> **Brief**
Reproduce every entry exactly as written.

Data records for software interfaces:
__________
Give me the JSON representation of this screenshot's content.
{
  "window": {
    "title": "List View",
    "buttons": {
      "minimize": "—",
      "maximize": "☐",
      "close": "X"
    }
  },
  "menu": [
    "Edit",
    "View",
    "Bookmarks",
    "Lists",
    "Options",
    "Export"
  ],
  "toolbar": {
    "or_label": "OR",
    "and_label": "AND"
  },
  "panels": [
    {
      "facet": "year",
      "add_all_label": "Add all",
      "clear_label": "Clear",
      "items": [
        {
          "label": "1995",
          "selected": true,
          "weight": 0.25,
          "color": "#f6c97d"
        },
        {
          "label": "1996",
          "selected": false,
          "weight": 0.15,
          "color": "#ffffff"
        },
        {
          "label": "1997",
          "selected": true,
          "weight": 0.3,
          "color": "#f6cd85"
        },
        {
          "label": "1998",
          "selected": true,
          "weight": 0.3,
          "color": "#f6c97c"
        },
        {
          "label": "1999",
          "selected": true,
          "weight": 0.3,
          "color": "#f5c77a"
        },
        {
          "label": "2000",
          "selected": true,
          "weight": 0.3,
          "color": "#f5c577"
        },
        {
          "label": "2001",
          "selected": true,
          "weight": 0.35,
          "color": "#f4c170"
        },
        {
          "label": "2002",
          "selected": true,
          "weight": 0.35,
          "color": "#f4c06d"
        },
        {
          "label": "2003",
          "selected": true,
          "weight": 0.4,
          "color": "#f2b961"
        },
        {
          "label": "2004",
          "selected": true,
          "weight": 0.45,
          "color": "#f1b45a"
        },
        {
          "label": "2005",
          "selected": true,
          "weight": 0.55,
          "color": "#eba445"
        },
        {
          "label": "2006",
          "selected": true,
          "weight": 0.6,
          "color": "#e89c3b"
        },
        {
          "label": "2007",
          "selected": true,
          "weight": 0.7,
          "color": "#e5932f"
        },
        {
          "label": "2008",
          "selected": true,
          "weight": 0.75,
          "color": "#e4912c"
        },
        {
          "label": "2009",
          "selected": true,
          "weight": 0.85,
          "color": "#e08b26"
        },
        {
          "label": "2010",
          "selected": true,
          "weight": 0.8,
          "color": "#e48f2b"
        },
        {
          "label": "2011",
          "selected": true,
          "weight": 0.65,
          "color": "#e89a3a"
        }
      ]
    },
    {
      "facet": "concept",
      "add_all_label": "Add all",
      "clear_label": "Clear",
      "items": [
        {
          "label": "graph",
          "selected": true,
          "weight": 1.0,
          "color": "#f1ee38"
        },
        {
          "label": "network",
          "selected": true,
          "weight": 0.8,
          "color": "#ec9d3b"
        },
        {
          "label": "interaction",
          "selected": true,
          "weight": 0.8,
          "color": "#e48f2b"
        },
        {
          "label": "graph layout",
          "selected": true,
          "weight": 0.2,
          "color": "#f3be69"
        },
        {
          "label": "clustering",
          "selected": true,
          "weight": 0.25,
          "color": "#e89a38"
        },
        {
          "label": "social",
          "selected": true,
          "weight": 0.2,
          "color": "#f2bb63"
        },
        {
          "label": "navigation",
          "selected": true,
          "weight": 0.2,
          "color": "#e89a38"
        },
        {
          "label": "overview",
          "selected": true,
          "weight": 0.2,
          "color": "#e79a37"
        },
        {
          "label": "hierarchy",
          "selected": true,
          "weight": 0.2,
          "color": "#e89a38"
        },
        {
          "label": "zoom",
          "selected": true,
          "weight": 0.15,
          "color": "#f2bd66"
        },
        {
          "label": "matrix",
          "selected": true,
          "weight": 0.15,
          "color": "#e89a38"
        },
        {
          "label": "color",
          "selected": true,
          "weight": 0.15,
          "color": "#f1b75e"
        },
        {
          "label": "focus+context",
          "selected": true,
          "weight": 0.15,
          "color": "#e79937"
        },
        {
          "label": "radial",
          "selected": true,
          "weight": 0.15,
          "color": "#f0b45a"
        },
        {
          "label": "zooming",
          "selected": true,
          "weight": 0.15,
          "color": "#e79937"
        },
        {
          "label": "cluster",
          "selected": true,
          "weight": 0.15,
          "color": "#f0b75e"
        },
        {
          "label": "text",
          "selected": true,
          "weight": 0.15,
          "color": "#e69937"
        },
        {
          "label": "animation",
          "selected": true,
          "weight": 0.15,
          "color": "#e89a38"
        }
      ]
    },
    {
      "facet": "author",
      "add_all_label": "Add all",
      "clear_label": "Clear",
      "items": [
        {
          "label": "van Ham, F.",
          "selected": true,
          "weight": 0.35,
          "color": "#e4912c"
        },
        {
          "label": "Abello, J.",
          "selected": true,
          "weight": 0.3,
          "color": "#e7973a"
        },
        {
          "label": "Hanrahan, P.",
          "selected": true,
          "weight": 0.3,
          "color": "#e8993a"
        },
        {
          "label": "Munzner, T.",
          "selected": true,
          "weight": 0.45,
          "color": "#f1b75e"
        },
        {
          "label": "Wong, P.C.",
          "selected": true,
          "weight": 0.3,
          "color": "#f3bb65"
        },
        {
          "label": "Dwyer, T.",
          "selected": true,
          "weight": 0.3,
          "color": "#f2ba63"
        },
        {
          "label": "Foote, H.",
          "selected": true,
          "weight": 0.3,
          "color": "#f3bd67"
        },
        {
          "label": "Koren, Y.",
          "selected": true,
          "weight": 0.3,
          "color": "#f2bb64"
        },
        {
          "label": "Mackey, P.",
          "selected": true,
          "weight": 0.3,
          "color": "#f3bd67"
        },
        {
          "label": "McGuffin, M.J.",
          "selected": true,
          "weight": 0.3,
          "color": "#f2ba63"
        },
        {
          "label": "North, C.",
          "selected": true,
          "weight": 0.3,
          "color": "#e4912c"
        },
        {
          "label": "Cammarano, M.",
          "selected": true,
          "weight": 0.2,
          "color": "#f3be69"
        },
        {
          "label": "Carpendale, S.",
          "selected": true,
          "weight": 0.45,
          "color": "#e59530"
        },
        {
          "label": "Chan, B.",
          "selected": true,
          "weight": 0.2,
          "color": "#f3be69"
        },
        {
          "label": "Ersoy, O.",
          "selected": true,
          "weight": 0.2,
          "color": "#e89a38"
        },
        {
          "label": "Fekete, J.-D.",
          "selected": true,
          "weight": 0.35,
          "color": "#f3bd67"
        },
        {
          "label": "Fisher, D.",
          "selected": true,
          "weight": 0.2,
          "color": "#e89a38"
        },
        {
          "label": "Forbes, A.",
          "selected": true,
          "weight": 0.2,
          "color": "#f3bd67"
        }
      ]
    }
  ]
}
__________
> **Answer box**
Give me the JSON representation of this screenshot's content.
{
  "window": {
    "title": "List View",
    "buttons": {
      "minimize": "—",
      "maximize": "☐",
      "close": "X"
    }
  },
  "menu": [
    "Edit",
    "View",
    "Bookmarks",
    "Lists",
    "Options",
    "Export"
  ],
  "toolbar": {
    "or_label": "OR",
    "and_label": "AND"
  },
  "panels": [
    {
      "facet": "year",
      "add_all_label": "Add all",
      "clear_label": "Clear",
      "items": [
        {
          "label": "1995",
          "selected": true,
          "weight": 0.25,
          "color": "#f6c97d"
        },
        {
          "label": "1996",
          "selected": false,
          "weight": 0.15,
          "color": "#ffffff"
        },
        {
          "label": "1997",
          "selected": true,
          "weight": 0.3,
          "color": "#f6cd85"
        },
        {
          "label": "1998",
          "selected": true,
          "weight": 0.3,
          "color": "#f6c97c"
        },
        {
          "label": "1999",
          "selected": true,
          "weight": 0.3,
          "color": "#f5c77a"
        },
        {
          "label": "2000",
          "selected": true,
          "weight": 0.3,
          "color": "#f5c577"
        },
        {
          "label": "2001",
          "selected": true,
          "weight": 0.35,
          "color": "#f4c170"
        },
        {
          "label": "2002",
          "selected": true,
          "weight": 0.35,
          "color": "#f4c06d"
        },
        {
          "label": "2003",
          "selected": true,
          "weight": 0.4,
          "color": "#f2b961"
        },
        {
          "label": "2004",
          "selected": true,
          "weight": 0.45,
          "color": "#f1b45a"
        },
        {
          "label": "2005",
          "selected": true,
          "weight": 0.55,
          "color": "#eba445"
        },
        {
          "label": "2006",
          "selected": true,
          "weight": 0.6,
          "color": "#e89c3b"
        },
        {
          "label": "2007",
          "selected": true,
          "weight": 0.7,
          "color": "#e5932f"
        },
        {
          "label": "2008",
          "selected": true,
          "weight": 0.75,
          "color": "#e4912c"
        },
        {
          "label": "2009",
          "selected": true,
          "weight": 0.85,
          "color": "#e08b26"
        },
        {
          "label": "2010",
          "selected": true,
          "weight": 0.8,
          "color": "#e48f2b"
        },
        {
          "label": "2011",
          "selected": true,
          "weight": 0.65,
          "color": "#e89a3a"
        }
      ]
    },
    {
      "facet": "concept",
      "add_all_label": "Add all",
      "clear_label": "Clear",
      "items": [
        {
          "label": "graph",
          "selected": true,
          "weight": 1.0,
          "color": "#f1ee38"
        },
        {
          "label": "network",
          "selected": true,
          "weight": 0.8,
          "color": "#ec9d3b"
        },
        {
          "label": "interaction",
          "selected": true,
          "weight": 0.8,
          "color": "#e48f2b"
        },
        {
          "label": "graph layout",
          "selected": true,
          "weight": 0.2,
          "color": "#f3be69"
        },
        {
          "label": "clustering",
          "selected": true,
          "weight": 0.25,
          "color": "#e89a38"
        },
        {
          "label": "social",
          "selected": true,
          "weight": 0.2,
          "color": "#f2bb63"
        },
        {
          "label": "navigation",
          "selected": true,
          "weight": 0.2,
          "color": "#e89a38"
        },
        {
          "label": "overview",
          "selected": true,
          "weight": 0.2,
          "color": "#e79a37"
        },
        {
          "label": "hierarchy",
          "selected": true,
          "weight": 0.2,
          "color": "#e89a38"
        },
        {
          "label": "zoom",
          "selected": true,
          "weight": 0.15,
          "color": "#f2bd66"
        },
        {
          "label": "matrix",
          "selected": true,
          "weight": 0.15,
          "color": "#e89a38"
        },
        {
          "label": "color",
          "selected": true,
          "weight": 0.15,
          "color": "#f1b75e"
        },
        {
          "label": "focus+context",
          "selected": true,
          "weight": 0.15,
          "color": "#e79937"
        },
        {
          "label": "radial",
          "selected": true,
          "weight": 0.15,
          "color": "#f0b45a"
        },
        {
          "label": "zooming",
          "selected": true,
          "weight": 0.15,
          "color": "#e79937"
        },
        {
          "label": "cluster",
          "selected": true,
          "weight": 0.15,
          "color": "#f0b75e"
        },
        {
          "label": "text",
          "selected": true,
          "weight": 0.15,
          "color": "#e69937"
        },
        {
          "label": "animation",
          "selected": true,
          "weight": 0.15,
          "color": "#e89a38"
        }
      ]
    },
    {
      "facet": "author",
      "add_all_label": "Add all",
      "clear_label": "Clear",
      "items": [
        {
          "label": "van Ham, F.",
          "selected": true,
          "weight": 0.35,
          "color": "#e4912c"
        },
        {
          "label": "Abello, J.",
          "selected": true,
          "weight": 0.3,
          "color": "#e7973a"
        },
        {
          "label": "Hanrahan, P.",
          "selected": true,
          "weight": 0.3,
          "color": "#e8993a"
        },
        {
          "label": "Munzner, T.",
          "selected": true,
          "weight": 0.45,
          "color": "#f1b75e"
        },
        {
          "label": "Wong, P.C.",
          "selected": true,
          "weight": 0.3,
          "color": "#f3bb65"
        },
        {
          "label": "Dwyer, T.",
          "selected": true,
          "weight": 0.3,
          "color": "#f2ba63"
        },
        {
          "label": "Foote, H.",
          "selected": true,
          "weight": 0.3,
          "color": "#f3bd67"
        },
        {
          "label": "Koren, Y.",
          "selected": true,
          "weight": 0.3,
          "color": "#f2bb64"
        },
        {
          "label": "Mackey, P.",
          "selected": true,
          "weight": 0.3,
          "color": "#f3bd67"
        },
        {
          "label": "McGuffin, M.J.",
          "selected": true,
          "weight": 0.3,
          "color": "#f2ba63"
        },
        {
          "label": "North, C.",
          "selected": true,
          "weight": 0.3,
          "color": "#e4912c"
        },
        {
          "label": "Cammarano, M.",
          "selected": true,
          "weight": 0.2,
          "color": "#f3be69"
        },
        {
          "label": "Carpendale, S.",
          "selected": true,
          "weight": 0.45,
          "color": "#e59530"
        },
        {
          "label": "Chan, B.",
          "selected": true,
          "weight": 0.2,
          "color": "#f3be69"
        },
        {
          "label": "Ersoy, O.",
          "selected": true,
          "weight": 0.2,
          "color": "#e89a38"
        },
        {
          "label": "Fekete, J.-D.",
          "selected": true,
          "weight": 0.35,
          "color": "#f3bd67"
        },
        {
          "label": "Fisher, D.",
          "selected": true,
          "weight": 0.2,
          "color": "#e89a38"
        },
        {
          "label": "Forbes, A.",
          "selected": true,
          "weight": 0.2,
          "color": "#f3bd67"
        }
      ]
    }
  ]
}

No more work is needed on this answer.